Everyone knows how to use facebook, email, skype and all other forms of online communication to keep in touch with one another. Right?
It’s a tendency associated with youth; we all know how to use them, or quickly pick up the skills along the way, just to update statuses or show a friend the new tie you bought. International students have developed a technological ‘knack’ for these programs, perhaps more so than others, and use them frequently to catch up with family and friends around the world.
This is, however, not necessarily the case for our local friends- a hall mate recently announced she had to ‘download Skype and figure out how to use it’ so she could see the new couch her parents had bought.
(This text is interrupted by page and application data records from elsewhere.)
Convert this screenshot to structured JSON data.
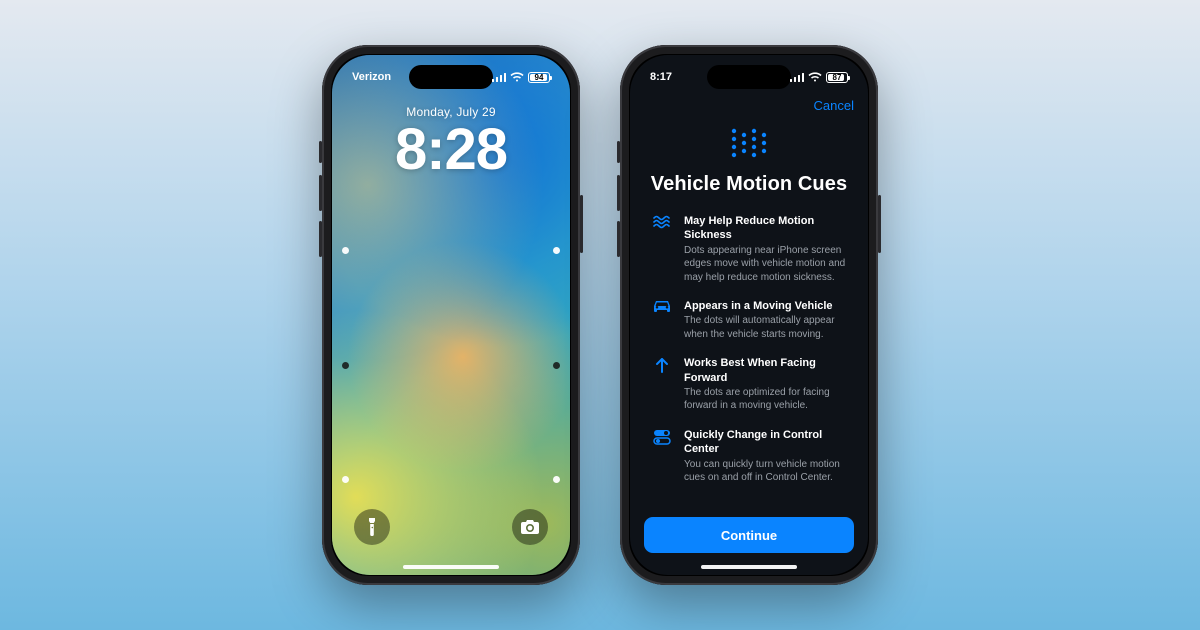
{
  "left_phone": {
    "status": {
      "carrier": "Verizon",
      "battery": "94"
    },
    "lock": {
      "date": "Monday, July 29",
      "time": "8:28"
    },
    "cue_dots": [
      {
        "side": "left",
        "top_pct": 37,
        "tone": "white"
      },
      {
        "side": "right",
        "top_pct": 37,
        "tone": "white"
      },
      {
        "side": "left",
        "top_pct": 59,
        "tone": "dark"
      },
      {
        "side": "right",
        "top_pct": 59,
        "tone": "dark"
      },
      {
        "side": "left",
        "top_pct": 81,
        "tone": "white"
      },
      {
        "side": "right",
        "top_pct": 81,
        "tone": "white"
      }
    ]
  },
  "right_phone": {
    "status": {
      "time": "8:17",
      "battery": "87"
    },
    "cancel": "Cancel",
    "title": "Vehicle Motion Cues",
    "continue": "Continue",
    "features": [
      {
        "icon": "waves",
        "heading": "May Help Reduce Motion Sickness",
        "body": "Dots appearing near iPhone screen edges move with vehicle motion and may help reduce motion sickness."
      },
      {
        "icon": "car",
        "heading": "Appears in a Moving Vehicle",
        "body": "The dots will automatically appear when the vehicle starts moving."
      },
      {
        "icon": "arrow-up",
        "heading": "Works Best When Facing Forward",
        "body": "The dots are optimized for facing forward in a moving vehicle."
      },
      {
        "icon": "toggle",
        "heading": "Quickly Change in Control Center",
        "body": "You can quickly turn vehicle motion cues on and off in Control Center."
      }
    ]
  }
}
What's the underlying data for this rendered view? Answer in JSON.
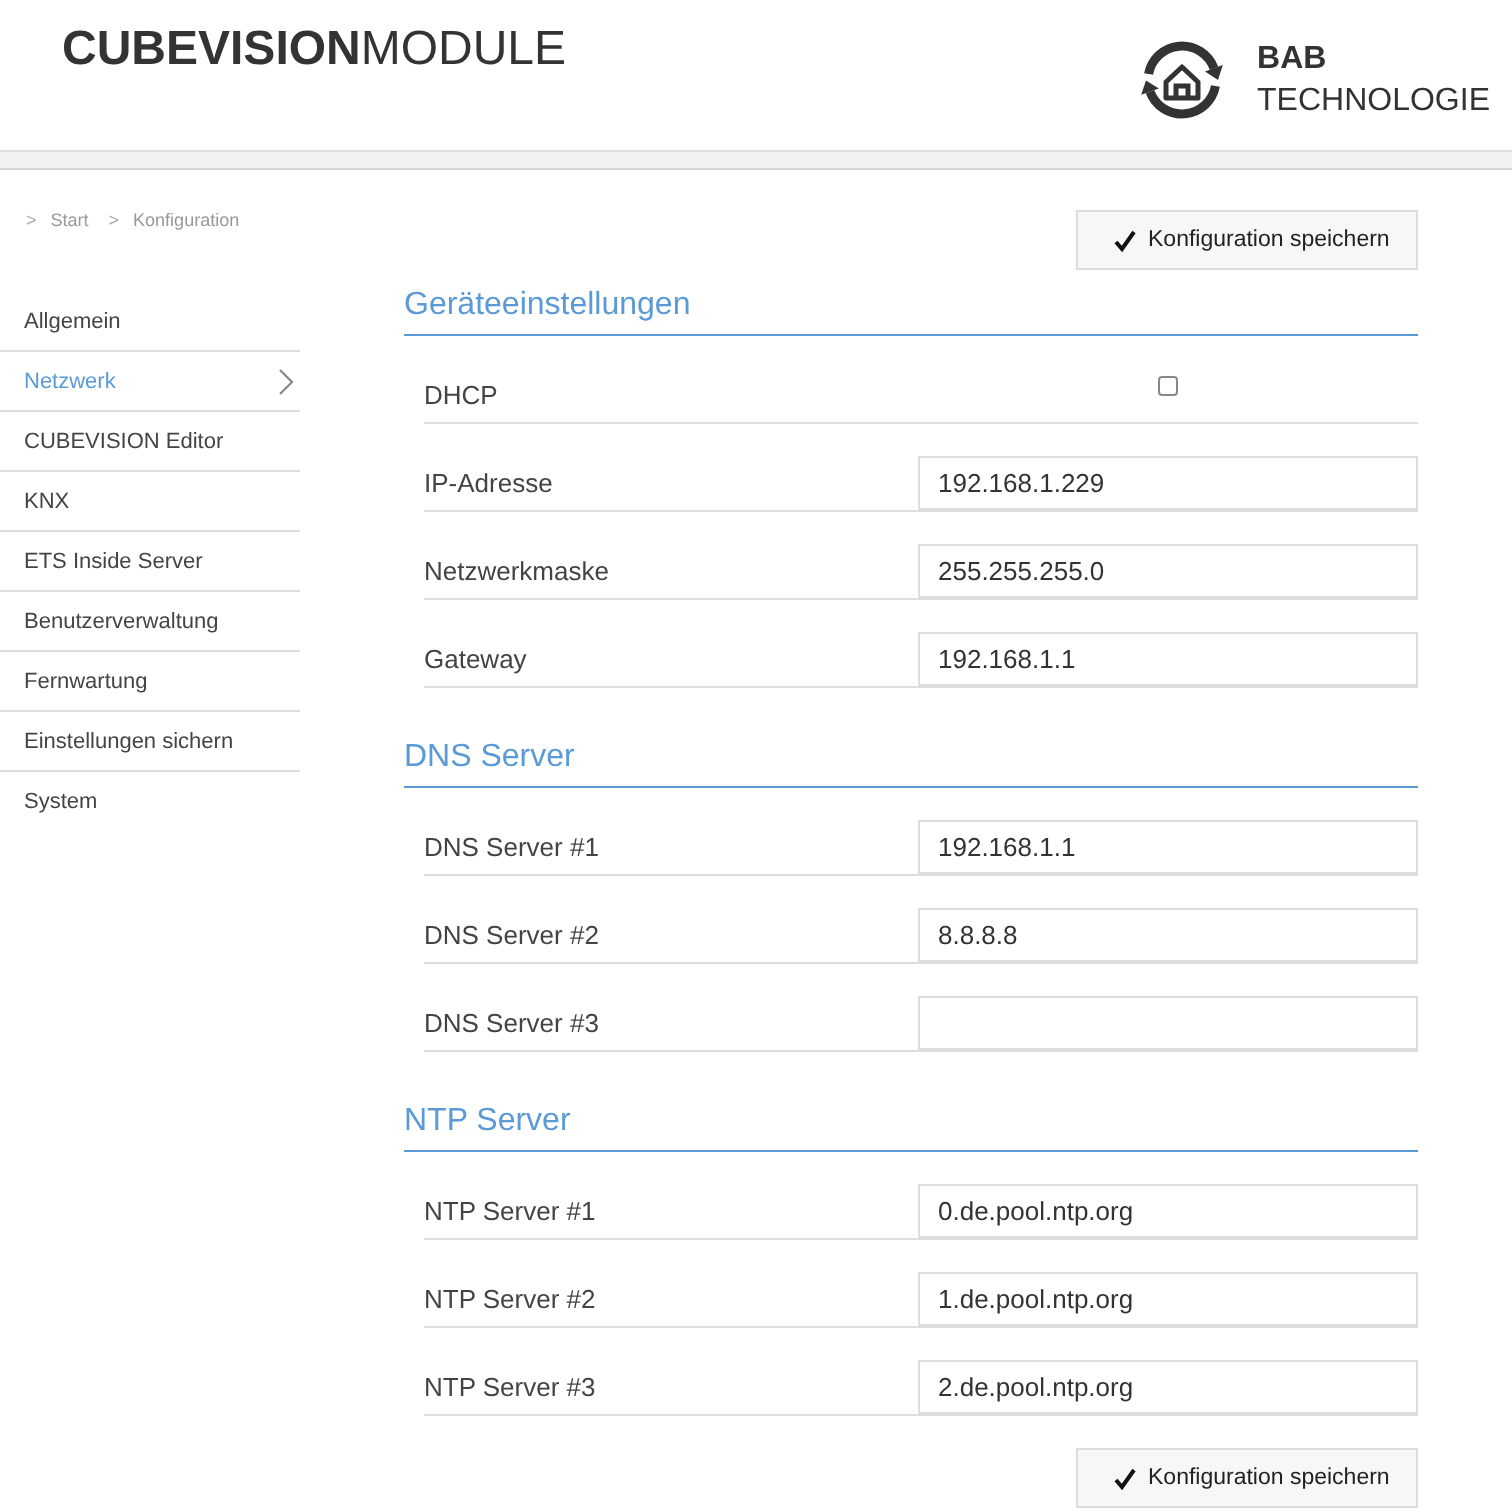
{
  "header": {
    "logo": "**CUBEVISION**MODULE",
    "brand": {
      "line_1": "BAB",
      "line_2": "TECHNOLOGIE"
    }
  },
  "breadcrumb": [
    {
      "separator": ">",
      "label": "Start"
    },
    {
      "separator": ">",
      "label": "Konfiguration"
    }
  ],
  "sidebar": {
    "items": [
      {
        "label": "Allgemein",
        "selected": false
      },
      {
        "label": "Netzwerk",
        "selected": true
      },
      {
        "label": "CUBEVISION Editor",
        "selected": false
      },
      {
        "label": "KNX",
        "selected": false
      },
      {
        "label": "ETS Inside Server",
        "selected": false
      },
      {
        "label": "Benutzerverwaltung",
        "selected": false
      },
      {
        "label": "Fernwartung",
        "selected": false
      },
      {
        "label": "Einstellungen sichern",
        "selected": false
      },
      {
        "label": "System",
        "selected": false
      }
    ]
  },
  "save_button_top": {
    "label": "Konfiguration speichern"
  },
  "sections": [
    {
      "title": "Geräteeinstellungen",
      "rows": [
        {
          "kind": "checkbox",
          "label": "DHCP",
          "checked": false
        },
        {
          "kind": "text",
          "label": "IP-Adresse",
          "value": "192.168.1.229"
        },
        {
          "kind": "text",
          "label": "Netzwerkmaske",
          "value": "255.255.255.0"
        },
        {
          "kind": "text",
          "label": "Gateway",
          "value": "192.168.1.1"
        }
      ]
    },
    {
      "title": "DNS Server",
      "rows": [
        {
          "kind": "text",
          "label": "DNS Server #1",
          "value": "192.168.1.1"
        },
        {
          "kind": "text",
          "label": "DNS Server #2",
          "value": "8.8.8.8"
        },
        {
          "kind": "text",
          "label": "DNS Server #3"
        }
      ]
    },
    {
      "title": "NTP Server",
      "rows": [
        {
          "kind": "text",
          "label": "NTP Server #1",
          "value": "0.de.pool.ntp.org"
        },
        {
          "kind": "text",
          "label": "NTP Server #2",
          "value": "1.de.pool.ntp.org"
        },
        {
          "kind": "text",
          "label": "NTP Server #3",
          "value": "2.de.pool.ntp.org"
        }
      ]
    }
  ],
  "save_button_bottom": {
    "label": "Konfiguration speichern"
  }
}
Unfortunately, as any international student knows, time difference can be a real hindrance to these communications, especially when you want to see that new couch. Some of us may have a simple 12 hours difference, allowing for easy ‘skype dates’, whilst others have more complex schedules causing conflict on either end, making it that much harder to remain close whilst so far away
And yet International students use these means as the cheapest form of communication and homesickness remedies- something we all experience, especially over holiday times.
So in the recent times of Thanks for Thanksgiving, I’d like to thank technology for letting me be able to keep in touch with my family and friends all over the world. It isn’t always easy but these means are a good comfort, decreasing the feeling of constantly missing out and actually increasing my enjoyment of being here at university- I was pretty happy I missed out on monsoon rains for the first time in years when I saw the flooding over Skype!